Published August 18, 2020
The prospect of beginning a new graduate program, on a new campus, and perhaps in a new city, is challenging enough under normal circumstances. Add to that the disruption of an historic pandemic and social unrest across the U.S., and you have a recipe for heightened anxiety.
The School of Architecture and Planning is taking the uncertainty of the moment head on through an expanded orientation program designed to ease students into the ‘new normal’. Called PIVOT, the five-week program helps students prepare for the shift: toward life in Buffalo, toward graduate study, toward research and practice within our disciplines, and toward the questions of our current moment
Running weekly from July 28 to August 25, the series of faculty-led conversations and student peer panel discussions zeroes in on current debates within higher education and practice as the built environment professions respond to the pandemic and national call-to-action on racial injustice. PIVOT also features elements of the traditional orientation agenda – such as a virtual tour of Buffalo, meet-and-greet sessions with current students, and updates on what to expect for the fall 2020 return to campus.
Martha Bohm, associate professor of architecture and associate dean for academic affairs, says the program empowers incoming students by making them an active part of the conversation.
“Our new graduate students are facing the same disruptions from the pandemic, economic recession, and street protests as we are – all while embarking on a new course of study in a new place. PIVOT provides a space for them to grapple with the disorientation of our current moment even as they reorient their ways of thinking along the lines of their new disciplines.”.”
Participants have included nearly 40 students from around the world who are new to UB and will enter the School’s graduate programs in architecture, urban planning and real estate development this fall.
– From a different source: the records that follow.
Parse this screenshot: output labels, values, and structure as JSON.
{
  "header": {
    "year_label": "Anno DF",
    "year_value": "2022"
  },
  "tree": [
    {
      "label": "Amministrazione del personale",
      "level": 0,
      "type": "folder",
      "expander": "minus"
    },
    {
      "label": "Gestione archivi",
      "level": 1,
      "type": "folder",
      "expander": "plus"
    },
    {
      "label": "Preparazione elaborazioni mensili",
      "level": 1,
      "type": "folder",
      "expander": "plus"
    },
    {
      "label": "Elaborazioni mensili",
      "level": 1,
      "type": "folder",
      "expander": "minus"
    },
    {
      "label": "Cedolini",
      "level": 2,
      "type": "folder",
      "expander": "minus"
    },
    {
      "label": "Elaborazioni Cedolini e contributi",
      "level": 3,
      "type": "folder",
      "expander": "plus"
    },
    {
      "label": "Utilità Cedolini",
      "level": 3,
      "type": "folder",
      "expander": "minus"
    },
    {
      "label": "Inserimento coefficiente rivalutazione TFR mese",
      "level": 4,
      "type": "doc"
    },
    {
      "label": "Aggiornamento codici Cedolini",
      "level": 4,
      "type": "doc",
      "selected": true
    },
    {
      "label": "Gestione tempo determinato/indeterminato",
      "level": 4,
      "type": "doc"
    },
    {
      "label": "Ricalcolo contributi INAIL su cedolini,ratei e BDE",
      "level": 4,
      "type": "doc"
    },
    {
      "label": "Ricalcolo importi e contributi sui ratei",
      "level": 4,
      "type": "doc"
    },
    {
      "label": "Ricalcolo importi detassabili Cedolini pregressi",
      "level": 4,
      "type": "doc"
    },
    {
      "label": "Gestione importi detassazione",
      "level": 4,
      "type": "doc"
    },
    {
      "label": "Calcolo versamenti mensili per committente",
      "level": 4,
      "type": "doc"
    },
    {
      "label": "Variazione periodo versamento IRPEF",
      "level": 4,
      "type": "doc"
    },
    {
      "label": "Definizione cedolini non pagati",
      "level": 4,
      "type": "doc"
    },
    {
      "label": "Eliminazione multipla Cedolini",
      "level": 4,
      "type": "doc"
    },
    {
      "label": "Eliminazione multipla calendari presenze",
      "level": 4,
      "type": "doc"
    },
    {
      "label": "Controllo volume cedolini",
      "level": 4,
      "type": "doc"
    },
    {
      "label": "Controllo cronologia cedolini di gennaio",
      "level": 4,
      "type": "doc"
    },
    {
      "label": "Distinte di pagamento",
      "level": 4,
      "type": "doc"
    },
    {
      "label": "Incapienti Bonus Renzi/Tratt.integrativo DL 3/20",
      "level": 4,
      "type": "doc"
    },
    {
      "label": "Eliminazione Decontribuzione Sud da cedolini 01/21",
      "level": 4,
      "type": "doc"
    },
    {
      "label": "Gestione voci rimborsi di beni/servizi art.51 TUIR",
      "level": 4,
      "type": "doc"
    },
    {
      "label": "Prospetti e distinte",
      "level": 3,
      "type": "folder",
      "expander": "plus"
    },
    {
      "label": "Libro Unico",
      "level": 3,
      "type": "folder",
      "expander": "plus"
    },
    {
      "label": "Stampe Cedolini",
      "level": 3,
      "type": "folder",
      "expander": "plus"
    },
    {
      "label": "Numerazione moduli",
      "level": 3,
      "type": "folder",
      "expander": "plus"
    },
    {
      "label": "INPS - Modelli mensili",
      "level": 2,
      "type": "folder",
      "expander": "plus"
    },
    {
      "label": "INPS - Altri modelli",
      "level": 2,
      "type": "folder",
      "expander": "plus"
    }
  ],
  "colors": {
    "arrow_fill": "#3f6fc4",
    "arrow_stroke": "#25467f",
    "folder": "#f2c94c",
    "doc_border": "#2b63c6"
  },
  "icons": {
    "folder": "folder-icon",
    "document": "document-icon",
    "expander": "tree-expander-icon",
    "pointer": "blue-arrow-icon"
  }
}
The program opened with a spotlight on the City of Buffalo – the center of the School’s place-based approach to teaching and research. Instead of the traditional walking tour students explored the city through two films that showcase the city’s urban landscapes – the School’s internationally exhibited “See It Through Buffalo” documentary short, and a recent feature on Buffalo’s world-class urban design and architecture.
Faculty-led conversations have considered the intersection of public health and social justice in relation to place and the built environment.
“Our new graduate students are facing the same disruptions from the pandemic, economic recession, and street protests as we are – all while embarking on a new course of study in a new place. PIVOT provides a space for them to grapple with the disorientation of our current moment even as they reorient their ways of thinking along the lines of their new disciplines.”
- Martha Bohm, associate professor of architecture, associate dean for academic affairs, Schoool of Architecture and Planning
Korydon Smith, chair and professor of architecture, discussed patterns of global migration in Buffalo and new challenges to emplacement due to the pandemic. A conversation on the relationship of place to racial injustice, led by Urban and Regional Planning Professor Henry Taylor and Architecture Assistant Professor Charles Davis, generated deep conversation with the participants as they considered their potential – and responsibility – to cultivate anti-racism in the way we study, conduct research and ultimately design and build cities.
Next week, urban planning professor Samina Raja will present research on the connections between human health and the built environment, and the particular challenges for people of color and low-income communities.
Dean Robert Shibley, who has participated in each of the sessions, says today’s global context presents new possibilities for the built environment professions to mobilize structural change on urgent societal needs. “We are not defeated by the current moment. We are energized by the opportunities for global citizenship that it presents. Health, equity and social justice are measures of our place on this planet. These issues have to be part of our daily conversation, as a School, as a community, and as a profession.”
Students have responded enthusiastically to the community-building aspects and intellectual rigor of the program.
Jeremy Sanford, who comes to Buffalo from the University of Wisconsin-Madison, where he studied conservation biology and environmental studies, said PIVOT has smoothed his transition into the MUP program. “I was uncertain and stressed about starting a new program and given the current situation we are in. PIVOT allowed me to put a face to the information I had been receiving and empowered me to be more confident in the next steps going forward. Especially helpful are the small group discussions which enable getting to know colleagues and their perspectives.”
Sanford is also particularly energized by the School’s engagement with Buffalo. “I appreciate the intricacies of the city and promoting the idea of knowing a city and where it can be improved. It’s really cool and inspiring to see I can get my ideas out there.”
Hali Sheriff, who will start the MArch program remotely from Peru, where she is currently a practicing architect, says the program has helped her feel more connected, despite being a continent away. “The PIVOT orientation program was very useful and informative, especially in the current world situation with remote education. I enjoyed learning new content and exchanging opinions with peers from different countries.”